----- RECORDS TO PROCESS
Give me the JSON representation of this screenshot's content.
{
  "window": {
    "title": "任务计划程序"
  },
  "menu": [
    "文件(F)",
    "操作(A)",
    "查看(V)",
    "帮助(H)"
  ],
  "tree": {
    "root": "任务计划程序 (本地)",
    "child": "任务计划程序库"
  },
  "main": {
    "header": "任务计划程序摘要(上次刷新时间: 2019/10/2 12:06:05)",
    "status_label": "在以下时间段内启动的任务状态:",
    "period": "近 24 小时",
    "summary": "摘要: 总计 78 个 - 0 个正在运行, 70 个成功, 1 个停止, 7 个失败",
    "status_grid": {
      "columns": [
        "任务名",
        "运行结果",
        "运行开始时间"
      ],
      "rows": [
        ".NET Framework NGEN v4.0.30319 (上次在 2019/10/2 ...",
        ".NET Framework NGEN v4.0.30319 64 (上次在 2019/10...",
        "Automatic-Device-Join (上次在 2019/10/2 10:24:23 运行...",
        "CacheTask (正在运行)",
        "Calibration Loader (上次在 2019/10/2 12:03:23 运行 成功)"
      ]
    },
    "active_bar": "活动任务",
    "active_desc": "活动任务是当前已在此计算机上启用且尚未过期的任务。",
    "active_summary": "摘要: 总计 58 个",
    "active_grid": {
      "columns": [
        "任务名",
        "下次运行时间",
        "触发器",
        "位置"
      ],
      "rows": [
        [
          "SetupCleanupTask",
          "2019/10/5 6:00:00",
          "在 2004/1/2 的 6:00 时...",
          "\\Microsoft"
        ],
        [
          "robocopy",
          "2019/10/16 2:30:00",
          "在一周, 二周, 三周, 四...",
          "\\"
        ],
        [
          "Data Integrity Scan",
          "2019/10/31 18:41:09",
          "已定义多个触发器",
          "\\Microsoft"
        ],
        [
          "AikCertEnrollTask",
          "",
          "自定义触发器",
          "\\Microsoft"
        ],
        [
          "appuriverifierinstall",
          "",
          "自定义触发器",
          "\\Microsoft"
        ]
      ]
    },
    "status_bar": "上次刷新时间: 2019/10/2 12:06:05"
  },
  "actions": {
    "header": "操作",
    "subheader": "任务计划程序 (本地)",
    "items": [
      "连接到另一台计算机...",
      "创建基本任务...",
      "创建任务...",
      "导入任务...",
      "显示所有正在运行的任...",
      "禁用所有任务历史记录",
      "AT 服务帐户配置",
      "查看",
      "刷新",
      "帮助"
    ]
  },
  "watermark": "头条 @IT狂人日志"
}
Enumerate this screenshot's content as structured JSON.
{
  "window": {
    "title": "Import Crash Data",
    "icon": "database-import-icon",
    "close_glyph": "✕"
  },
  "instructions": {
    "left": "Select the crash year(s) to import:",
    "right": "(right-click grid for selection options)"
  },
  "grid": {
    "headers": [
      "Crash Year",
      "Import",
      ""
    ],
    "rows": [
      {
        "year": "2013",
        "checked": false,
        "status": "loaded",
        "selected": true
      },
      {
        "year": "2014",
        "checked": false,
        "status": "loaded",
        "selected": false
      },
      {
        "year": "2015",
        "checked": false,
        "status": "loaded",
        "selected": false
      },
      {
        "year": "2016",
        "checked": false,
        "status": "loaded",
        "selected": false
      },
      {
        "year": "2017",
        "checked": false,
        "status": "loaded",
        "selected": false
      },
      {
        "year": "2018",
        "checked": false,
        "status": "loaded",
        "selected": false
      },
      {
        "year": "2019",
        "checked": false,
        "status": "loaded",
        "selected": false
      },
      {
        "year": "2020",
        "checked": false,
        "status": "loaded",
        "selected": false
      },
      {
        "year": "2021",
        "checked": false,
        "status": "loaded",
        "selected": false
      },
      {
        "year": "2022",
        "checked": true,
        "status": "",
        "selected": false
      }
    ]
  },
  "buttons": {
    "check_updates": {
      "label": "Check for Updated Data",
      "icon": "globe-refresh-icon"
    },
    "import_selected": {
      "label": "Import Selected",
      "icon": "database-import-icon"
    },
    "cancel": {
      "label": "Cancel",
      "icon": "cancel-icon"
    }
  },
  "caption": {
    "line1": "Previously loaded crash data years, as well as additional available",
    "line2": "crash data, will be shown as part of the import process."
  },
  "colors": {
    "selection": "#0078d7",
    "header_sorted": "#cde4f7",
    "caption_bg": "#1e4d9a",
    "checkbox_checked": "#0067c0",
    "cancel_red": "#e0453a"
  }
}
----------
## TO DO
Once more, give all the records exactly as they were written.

## ANSWER
Give me the JSON representation of this screenshot's content.
{
  "window": {
    "title": "任务计划程序"
  },
  "menu": [
    "文件(F)",
    "操作(A)",
    "查看(V)",
    "帮助(H)"
  ],
  "tree": {
    "root": "任务计划程序 (本地)",
    "child": "任务计划程序库"
  },
  "main": {
    "header": "任务计划程序摘要(上次刷新时间: 2019/10/2 12:06:05)",
    "status_label": "在以下时间段内启动的任务状态:",
    "period": "近 24 小时",
    "summary": "摘要: 总计 78 个 - 0 个正在运行, 70 个成功, 1 个停止, 7 个失败",
    "status_grid": {
      "columns": [
        "任务名",
        "运行结果",
        "运行开始时间"
      ],
      "rows": [
        ".NET Framework NGEN v4.0.30319 (上次在 2019/10/2 ...",
        ".NET Framework NGEN v4.0.30319 64 (上次在 2019/10...",
        "Automatic-Device-Join (上次在 2019/10/2 10:24:23 运行...",
        "CacheTask (正在运行)",
        "Calibration Loader (上次在 2019/10/2 12:03:23 运行 成功)"
      ]
    },
    "active_bar": "活动任务",
    "active_desc": "活动任务是当前已在此计算机上启用且尚未过期的任务。",
    "active_summary": "摘要: 总计 58 个",
    "active_grid": {
      "columns": [
        "任务名",
        "下次运行时间",
        "触发器",
        "位置"
      ],
      "rows": [
        [
          "SetupCleanupTask",
          "2019/10/5 6:00:00",
          "在 2004/1/2 的 6:00 时...",
          "\\Microsoft"
        ],
        [
          "robocopy",
          "2019/10/16 2:30:00",
          "在一周, 二周, 三周, 四...",
          "\\"
        ],
        [
          "Data Integrity Scan",
          "2019/10/31 18:41:09",
          "已定义多个触发器",
          "\\Microsoft"
        ],
        [
          "AikCertEnrollTask",
          "",
          "自定义触发器",
          "\\Microsoft"
        ],
        [
          "appuriverifierinstall",
          "",
          "自定义触发器",
          "\\Microsoft"
        ]
      ]
    },
    "status_bar": "上次刷新时间: 2019/10/2 12:06:05"
  },
  "actions": {
    "header": "操作",
    "subheader": "任务计划程序 (本地)",
    "items": [
      "连接到另一台计算机...",
      "创建基本任务...",
      "创建任务...",
      "导入任务...",
      "显示所有正在运行的任...",
      "禁用所有任务历史记录",
      "AT 服务帐户配置",
      "查看",
      "刷新",
      "帮助"
    ]
  },
  "watermark": "头条 @IT狂人日志"
}
Enumerate this screenshot's content as structured JSON.
{
  "window": {
    "title": "Import Crash Data",
    "icon": "database-import-icon",
    "close_glyph": "✕"
  },
  "instructions": {
    "left": "Select the crash year(s) to import:",
    "right": "(right-click grid for selection options)"
  },
  "grid": {
    "headers": [
      "Crash Year",
      "Import",
      ""
    ],
    "rows": [
      {
        "year": "2013",
        "checked": false,
        "status": "loaded",
        "selected": true
      },
      {
        "year": "2014",
        "checked": false,
        "status": "loaded",
        "selected": false
      },
      {
        "year": "2015",
        "checked": false,
        "status": "loaded",
        "selected": false
      },
      {
        "year": "2016",
        "checked": false,
        "status": "loaded",
        "selected": false
      },
      {
        "year": "2017",
        "checked": false,
        "status": "loaded",
        "selected": false
      },
      {
        "year": "2018",
        "checked": false,
        "status": "loaded",
        "selected": false
      },
      {
        "year": "2019",
        "checked": false,
        "status": "loaded",
        "selected": false
      },
      {
        "year": "2020",
        "checked": false,
        "status": "loaded",
        "selected": false
      },
      {
        "year": "2021",
        "checked": false,
        "status": "loaded",
        "selected": false
      },
      {
        "year": "2022",
        "checked": true,
        "status": "",
        "selected": false
      }
    ]
  },
  "buttons": {
    "check_updates": {
      "label": "Check for Updated Data",
      "icon": "globe-refresh-icon"
    },
    "import_selected": {
      "label": "Import Selected",
      "icon": "database-import-icon"
    },
    "cancel": {
      "label": "Cancel",
      "icon": "cancel-icon"
    }
  },
  "caption": {
    "line1": "Previously loaded crash data years, as well as additional available",
    "line2": "crash data, will be shown as part of the import process."
  },
  "colors": {
    "selection": "#0078d7",
    "header_sorted": "#cde4f7",
    "caption_bg": "#1e4d9a",
    "checkbox_checked": "#0067c0",
    "cancel_red": "#e0453a"
  }
}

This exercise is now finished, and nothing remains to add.